•   •   •

Apparently my subconscious has been working deeply for the last two years on the conundrum of the great sibling debate, working itself out in the dog listings. Because it was clear we were never going to get a dog; my husband made sure I knew that he was not interested in that at all. It was a hobby.

But this is probably akin to people being curious about seeing a real live hooker for the first time, not to, you know, DO THAT, but just because, like, it’s so seedy and I want to see. Slumming it. Being a tourist through the underworld. So they ask someone where they can find one to look at, then drive by the streetwalkers, staring, and are thrilled in a weird way. How did she get there? What’s her story? Is she particularly gifted? This leads to Craigslist to look more deeply, just because, you know, they’re intrigued. And some of the ads are really, like, super-specific. And interesting. And, wow, just…wow. I mean, it’s all right there in front of you, all the weirdness you never knew existed explained in vivid detail; not only that, ON OFFER. So, like, um. Why not?

Yeah, that’s me. So when I mentioned to my husband that I was thinking about a dog, he had no idea of the enormity of the iceberg underneath the surface. He didn’t actually know that I knew more facts and figures about dogs than most people I know who own dogs. He had no idea that I had narrowed down selections, that I was pretty interested in rat terriers, that nothing over 25 pounds would be making it through the door. That I had found a number of very interesting possibilities. That I was particularly fond of a dog named Rhea, a spaniel mix who won me over with her cream colored coat, bat-like ears, and two pictures on the Humane Society Website which worked their way into my heart just like a flesh-boring-insect, one where she was lying down with her head between her paws looking up at the camera as if waiting for me specifically to come to her rescue; the next one where she had hopped up, alert to greet me, and so excited that she was finally going home.

In an alarming epiphany I realized that I was planning on going to the Humane Society just to, like, you know, visit. I also discovered that I had not even discussed this with myself much less my husband, that I had been operating on the purest instinctual level. I had been searching and trawling and looking high and low for a companion for my son for two years, and I didn’t even know it. I had been looking for a sibling analogue, an animal who would unconditionally love him no matter what, who wouldn’t reprimand him about his potty talk, who would hang out with him when everyone was tired, who would play catch with him and run with him for hours, with whom he could find solace when Dad and Mom were just being too damned intense.

I finally showed Lars the depth of the iceberg which he was unwittingly bearing down upon. I explained myself. I knew he was completely taken off guard, since he thought I also didn’t want a dog. I mean, we’re cat people, right? But in the conversation was the admission that our ship has sailed, and it is without a sibling for our son. We’ve never marked the passage of that milestone, and it’s very sad. We were too tired and we let time decide for us. Now, no sibling.

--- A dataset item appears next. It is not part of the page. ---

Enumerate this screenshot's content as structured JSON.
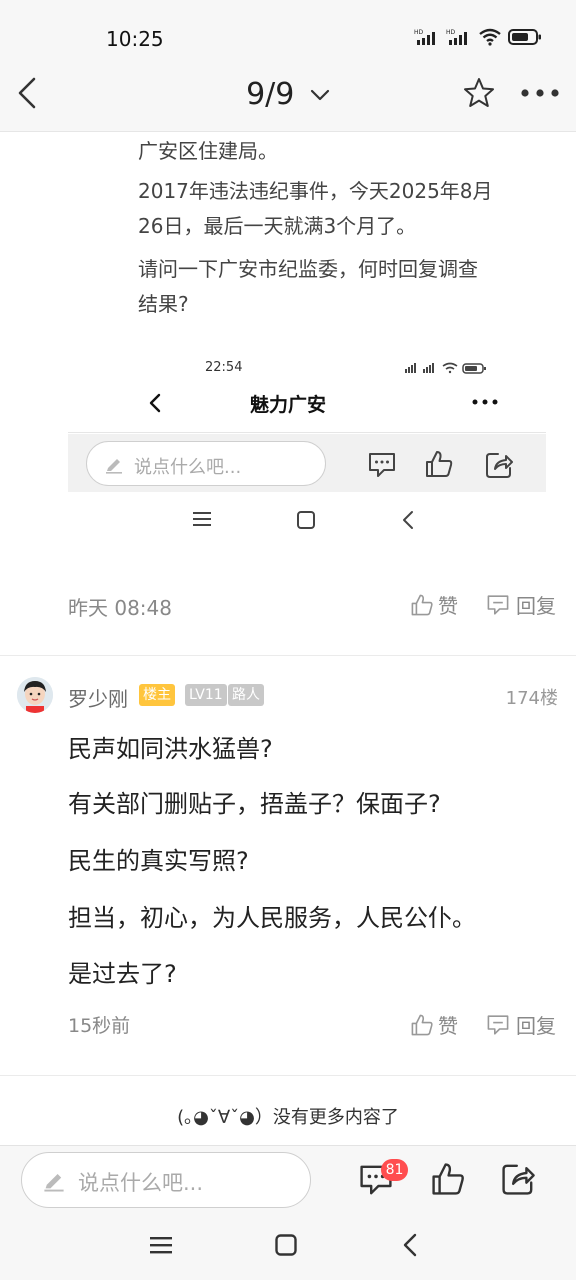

Rhea got adopted soon after I revealed the iceberg. I looked up the Humane Society website again, and she wasn’t on it anymore. I cried. I cried because she was gone, but I also cried because we hadn’t realized the importance of bringing our son a companion into this world, who was his friend and adversary, his partner to rumble with, a person with whom he could collaborate against the two bigger people running the show, even if it was just under the covers at night, giggling. The adult in the future who he could bond with over the struggles of dealing with their nutty parents when we’re too damned old or sick to be anything but a pain in the ass.

We’re a trinity: The Father, The Loon and Holy Smokes. But I wish we had had the foresight to realize that quadrangles are more stable.

•   •   •

I've looked at the Humane Society website a few times since Rhea was adopted, but without any real enthusiasm. Once I realized that it wasn’t just a dog that I wanted, my heart broke a little bit. I’m mourning for what hasn’t happened.

Sometimes a thing is just a thing, and sometimes it’s some other thing altogether.